Lookout Valley, Tenn., January 20, 1864.
I have read this and the accompanying papers of Lieutenant Ayers, and believe them to be correct in every respect. I had no cause to complain of his services during my operations.
HEADQUARTERS SIGNAL CORPS,
DEPARTMENT OF VIRGINIA AND NORTH CAROLINA,
Fort Monroe, February 1, 1864.
I believe this to be truthful account of the operations of Lieutenant Ayers. He deserved and received censure from me for not having equipments with which to communicate at night. He deserves credit for the energy and zeal with which he followed Major-General Hooker and the good services he rendered under the very unfavorable circumstances that he, in common with the rest of the detachment, was compelled to work. Two officers near to General Hooker were ordered to report to him. They, however, reported themselves as sink and unable to go. Others could not be sent, for some reason that I have forgotten (though I think it was because one of the pontoon bridges was broken). An attempt was made to reache Lieutenant Ayers with torches and turpentine when it was found that he did not have them. It was impossible, though, as the enemy still held the ground between us.
Captain and Chief Signal Officer.
Report of Captain Cuthbert H. Slocomb, Fifth Company, Battalion Washington Artillery.
HDQRS. FIFTH COMPANY, BATTLN. WASHINGTON ARTY,
Near Dalton, Ga., December 3, 1863.
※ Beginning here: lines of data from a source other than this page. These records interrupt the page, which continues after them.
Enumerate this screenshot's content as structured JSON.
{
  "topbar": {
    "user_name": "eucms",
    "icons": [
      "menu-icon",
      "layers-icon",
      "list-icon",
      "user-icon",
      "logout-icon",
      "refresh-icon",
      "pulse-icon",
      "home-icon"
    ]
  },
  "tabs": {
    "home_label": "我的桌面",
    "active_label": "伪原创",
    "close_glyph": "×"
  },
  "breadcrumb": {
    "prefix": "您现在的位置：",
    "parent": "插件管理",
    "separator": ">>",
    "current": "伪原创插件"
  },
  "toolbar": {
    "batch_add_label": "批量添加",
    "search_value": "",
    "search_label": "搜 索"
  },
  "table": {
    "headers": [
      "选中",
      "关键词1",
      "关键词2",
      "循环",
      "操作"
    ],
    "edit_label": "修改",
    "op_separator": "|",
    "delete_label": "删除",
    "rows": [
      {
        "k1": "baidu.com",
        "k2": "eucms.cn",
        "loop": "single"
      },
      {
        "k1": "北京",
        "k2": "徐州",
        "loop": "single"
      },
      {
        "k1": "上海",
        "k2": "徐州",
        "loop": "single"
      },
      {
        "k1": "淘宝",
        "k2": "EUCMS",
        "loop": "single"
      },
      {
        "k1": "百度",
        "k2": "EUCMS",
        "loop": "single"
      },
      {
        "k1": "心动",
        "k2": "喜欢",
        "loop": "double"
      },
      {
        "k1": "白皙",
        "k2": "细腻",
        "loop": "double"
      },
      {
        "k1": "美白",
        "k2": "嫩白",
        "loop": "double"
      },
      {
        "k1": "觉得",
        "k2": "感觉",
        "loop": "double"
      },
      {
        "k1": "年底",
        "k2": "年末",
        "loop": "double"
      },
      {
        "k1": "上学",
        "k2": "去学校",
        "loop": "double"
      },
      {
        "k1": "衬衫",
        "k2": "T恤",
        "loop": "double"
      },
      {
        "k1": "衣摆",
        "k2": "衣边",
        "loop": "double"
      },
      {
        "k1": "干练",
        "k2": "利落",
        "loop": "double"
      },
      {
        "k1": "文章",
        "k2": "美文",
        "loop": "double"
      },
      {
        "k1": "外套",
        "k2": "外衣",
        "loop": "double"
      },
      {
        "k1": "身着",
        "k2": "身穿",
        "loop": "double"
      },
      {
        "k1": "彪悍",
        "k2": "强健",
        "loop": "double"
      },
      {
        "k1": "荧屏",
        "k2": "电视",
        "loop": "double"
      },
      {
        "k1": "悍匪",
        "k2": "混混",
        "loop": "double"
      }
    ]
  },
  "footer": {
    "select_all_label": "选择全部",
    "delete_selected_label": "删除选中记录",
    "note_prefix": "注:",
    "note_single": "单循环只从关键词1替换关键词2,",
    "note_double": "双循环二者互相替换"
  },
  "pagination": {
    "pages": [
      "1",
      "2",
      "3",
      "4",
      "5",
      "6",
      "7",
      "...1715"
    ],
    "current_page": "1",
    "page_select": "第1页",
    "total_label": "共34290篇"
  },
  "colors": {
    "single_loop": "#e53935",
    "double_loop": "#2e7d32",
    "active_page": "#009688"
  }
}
CAPTAIN: I have the honor to report that on the morning of the 25th of November, at 3,30 o'clock, I received an order from General Bate, commanding Breckinridge's division, to move the battalion of artillery from its position in the trenches in Chattanooga Valley, around by Rossville to the rear of General Bragg's headquarters on Missionary Ridge. Owing to the nature of the country adn the terrible condition of the roads, the horses showed great unwillingness to work, and it was with great difficulty that the point indicated was reached by 9 a. m. Here I soon placed the batteries in position, bringing Cobb's battery, under command of Lieutenant Gracey, in front of General Bragg's headquarters, and my own, under Lieutenant Vanght, some 300 yards to its left. Mebane's battery was kept in reserve. From this position, in which we remained for several hours, fire was opened at intervals upon the forming masses of the enemy in the valley. The distance was, however, too great for effect. Here also you informed me that I was relieved of the command of the battalion, as Captain Semple had returned and assumed that of the artillery of the corps. I